He didn't "admit" that "sub-prime mortgage crisis is not the cause", he believed that simply buying up mortgages was not going to help the situation anymore than it already had up to that point; see above. As I showed far more than derivatives were a part of the crisis and the bubble[411b].
"I believe that banking institutions are more dangerous to our liberties than standing armies. If the American people ever allow private banks to control the issuance of their currency, first by inflation, then by deflation, the banks and corporations that will grow up around the banks will deprive the people of all property until their children wake up homeless on the continent their fathers conquered. The issuing power should be taken from the banks and restored to the people, to whom it properly belongs."

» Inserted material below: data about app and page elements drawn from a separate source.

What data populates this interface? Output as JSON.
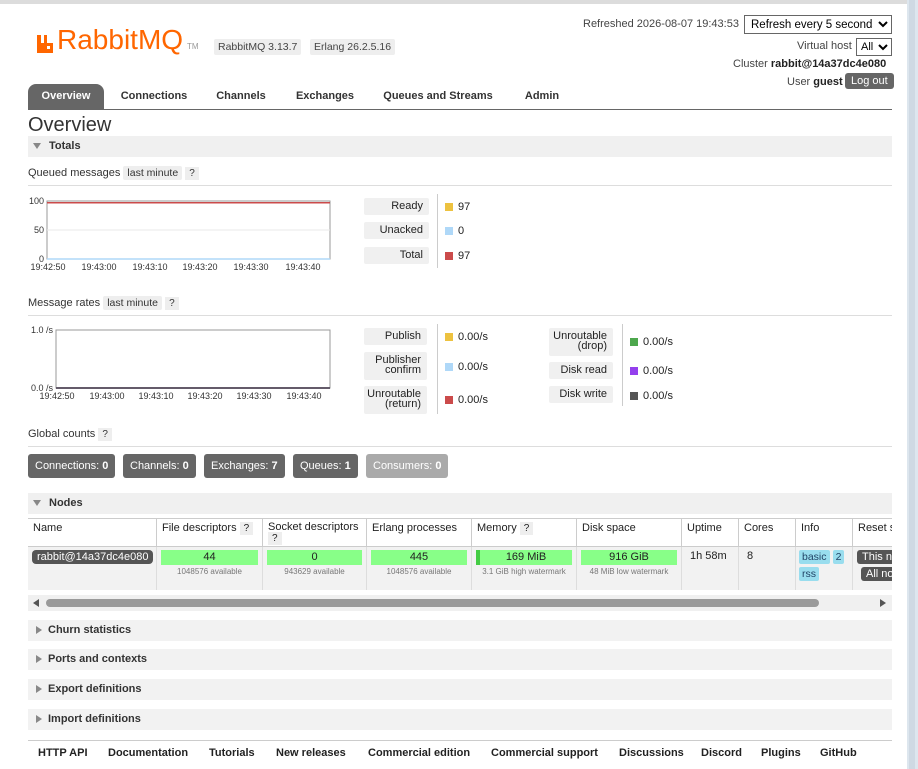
{
  "header": {
    "logo_text": "RabbitMQ",
    "logo_tm": "TM",
    "version_rabbit": "RabbitMQ 3.13.7",
    "version_erlang": "Erlang 26.2.5.16",
    "refreshed_label": "Refreshed 2026-08-07 19:43:53",
    "refresh_option": "Refresh every 5 seconds",
    "vhost_label": "Virtual host",
    "vhost_value": "All",
    "cluster_label": "Cluster",
    "cluster_name": "rabbit@14a37dc4e080",
    "user_label": "User",
    "user_name": "guest",
    "logout_label": "Log out"
  },
  "tabs": [
    "Overview",
    "Connections",
    "Channels",
    "Exchanges",
    "Queues and Streams",
    "Admin"
  ],
  "page_title": "Overview",
  "totals": {
    "title": "Totals",
    "queued_label": "Queued messages",
    "rates_label": "Message rates",
    "range_label": "last minute",
    "help": "?"
  },
  "queued_chart": {
    "y_ticks": [
      "100",
      "50",
      "0"
    ],
    "x_ticks": [
      "19:42:50",
      "19:43:00",
      "19:43:10",
      "19:43:20",
      "19:43:30",
      "19:43:40"
    ],
    "legend": [
      {
        "label": "Ready",
        "value": "97",
        "color": "#edc240"
      },
      {
        "label": "Unacked",
        "value": "0",
        "color": "#afd8f8"
      },
      {
        "label": "Total",
        "value": "97",
        "color": "#cb4b4b"
      }
    ]
  },
  "rates_chart": {
    "y_ticks": [
      "1.0 /s",
      "0.0 /s"
    ],
    "x_ticks": [
      "19:42:50",
      "19:43:00",
      "19:43:10",
      "19:43:20",
      "19:43:30",
      "19:43:40"
    ],
    "legend_left": [
      {
        "label": "Publish",
        "value": "0.00/s",
        "color": "#edc240"
      },
      {
        "label": "Publisher confirm",
        "value": "0.00/s",
        "color": "#afd8f8"
      },
      {
        "label": "Unroutable (return)",
        "value": "0.00/s",
        "color": "#cb4b4b"
      }
    ],
    "legend_right": [
      {
        "label": "Unroutable (drop)",
        "value": "0.00/s",
        "color": "#4da74d"
      },
      {
        "label": "Disk read",
        "value": "0.00/s",
        "color": "#9440ed"
      },
      {
        "label": "Disk write",
        "value": "0.00/s",
        "color": "#555555"
      }
    ]
  },
  "chart_data": [
    {
      "type": "line",
      "title": "Queued messages",
      "x": [
        "19:42:50",
        "19:43:00",
        "19:43:10",
        "19:43:20",
        "19:43:30",
        "19:43:40"
      ],
      "ylim": [
        0,
        100
      ],
      "series": [
        {
          "name": "Ready",
          "values": [
            97,
            97,
            97,
            97,
            97,
            97
          ]
        },
        {
          "name": "Unacked",
          "values": [
            0,
            0,
            0,
            0,
            0,
            0
          ]
        },
        {
          "name": "Total",
          "values": [
            97,
            97,
            97,
            97,
            97,
            97
          ]
        }
      ]
    },
    {
      "type": "line",
      "title": "Message rates",
      "x": [
        "19:42:50",
        "19:43:00",
        "19:43:10",
        "19:43:20",
        "19:43:30",
        "19:43:40"
      ],
      "ylim": [
        0,
        1
      ],
      "series": [
        {
          "name": "Publish",
          "values": [
            0,
            0,
            0,
            0,
            0,
            0
          ]
        },
        {
          "name": "Publisher confirm",
          "values": [
            0,
            0,
            0,
            0,
            0,
            0
          ]
        },
        {
          "name": "Unroutable (return)",
          "values": [
            0,
            0,
            0,
            0,
            0,
            0
          ]
        },
        {
          "name": "Unroutable (drop)",
          "values": [
            0,
            0,
            0,
            0,
            0,
            0
          ]
        },
        {
          "name": "Disk read",
          "values": [
            0,
            0,
            0,
            0,
            0,
            0
          ]
        },
        {
          "name": "Disk write",
          "values": [
            0,
            0,
            0,
            0,
            0,
            0
          ]
        }
      ]
    }
  ],
  "global_counts": {
    "label": "Global counts",
    "items": [
      {
        "label": "Connections:",
        "value": "0"
      },
      {
        "label": "Channels:",
        "value": "0"
      },
      {
        "label": "Exchanges:",
        "value": "7"
      },
      {
        "label": "Queues:",
        "value": "1"
      },
      {
        "label": "Consumers:",
        "value": "0"
      }
    ]
  },
  "nodes": {
    "title": "Nodes",
    "columns": [
      "Name",
      "File descriptors",
      "Socket descriptors",
      "Erlang processes",
      "Memory",
      "Disk space",
      "Uptime",
      "Cores",
      "Info",
      "Reset s"
    ],
    "row": {
      "name": "rabbit@14a37dc4e080",
      "file_desc": "44",
      "file_desc_sub": "1048576 available",
      "socket_desc": "0",
      "socket_desc_sub": "943629 available",
      "erlang_proc": "445",
      "erlang_proc_sub": "1048576 available",
      "memory": "169 MiB",
      "memory_sub": "3.1 GiB high watermark",
      "disk": "916 GiB",
      "disk_sub": "48 MiB low watermark",
      "uptime": "1h 58m",
      "cores": "8",
      "info_basic": "basic",
      "info_num": "2",
      "info_rss": "rss",
      "reset_1": "This n",
      "reset_2": "All no"
    }
  },
  "collapsed_sections": [
    "Churn statistics",
    "Ports and contexts",
    "Export definitions",
    "Import definitions"
  ],
  "footer_links": [
    "HTTP API",
    "Documentation",
    "Tutorials",
    "New releases",
    "Commercial edition",
    "Commercial support",
    "Discussions",
    "Discord",
    "Plugins",
    "GitHub"
  ]
}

Thomas Jefferson, Letter to the Secretary of the Treasury Albert Gallatin (1802)
This is a popular quote amongst Federal Reserve conspiracy theorists that isn't quite what it seems. The letter it is attributed to doesn't exist anywhere in Thomas Jefferson's archives, nor is there an index reference to it anywhere, or reference to it in any other work. The quote is partially assembled from two separate letters to two separate people, with more added in. Thomas Jefferson never said the above.
[Rep. Darrell Issa]
Secretary Paulson came in with the Vice President and Fed Chairman Bernanke and made all these assurances that there was absolutely a critical, immediate need to get rid of the corrosive, derivative products. You know, all the different names, for this, em...you know, ubiquitous, you know, uh, sub-s retraded credit default swap, blah, blah, blah, blah, okay. But they, they talked about them as though they knew what the hell they were. You got the money and you immediately said, "What items? What auction?"
[Rep. Dennis Kucinich]
Now the Treasury just, just basically cut that out of the bill. And what, you know, what we have here is a situation where banks are, are hoarding the money that they're getting from the TARP. They're using the money to purchase other banks. And all of a sudden, the Treasury sent a signal to the banks. Forget about it. We're gonna give you the money that you want, and you do what you want with it. Unless you direct it specifically, it's not gonna happen.
As I showed above the banks are already starting to return their TARP money, in fact 10 banks (as of writing this) have.
[Rep. Dennis Kucinich]
I don't think anyone questions, Mr. Kashkari, that you're working hard. Our question is, "who are you working for?"
As I said the first time Alex Jones showed this: The discussion was whether Kashkari was working in the best interest of Congress or worrying more about the various mortgage companies.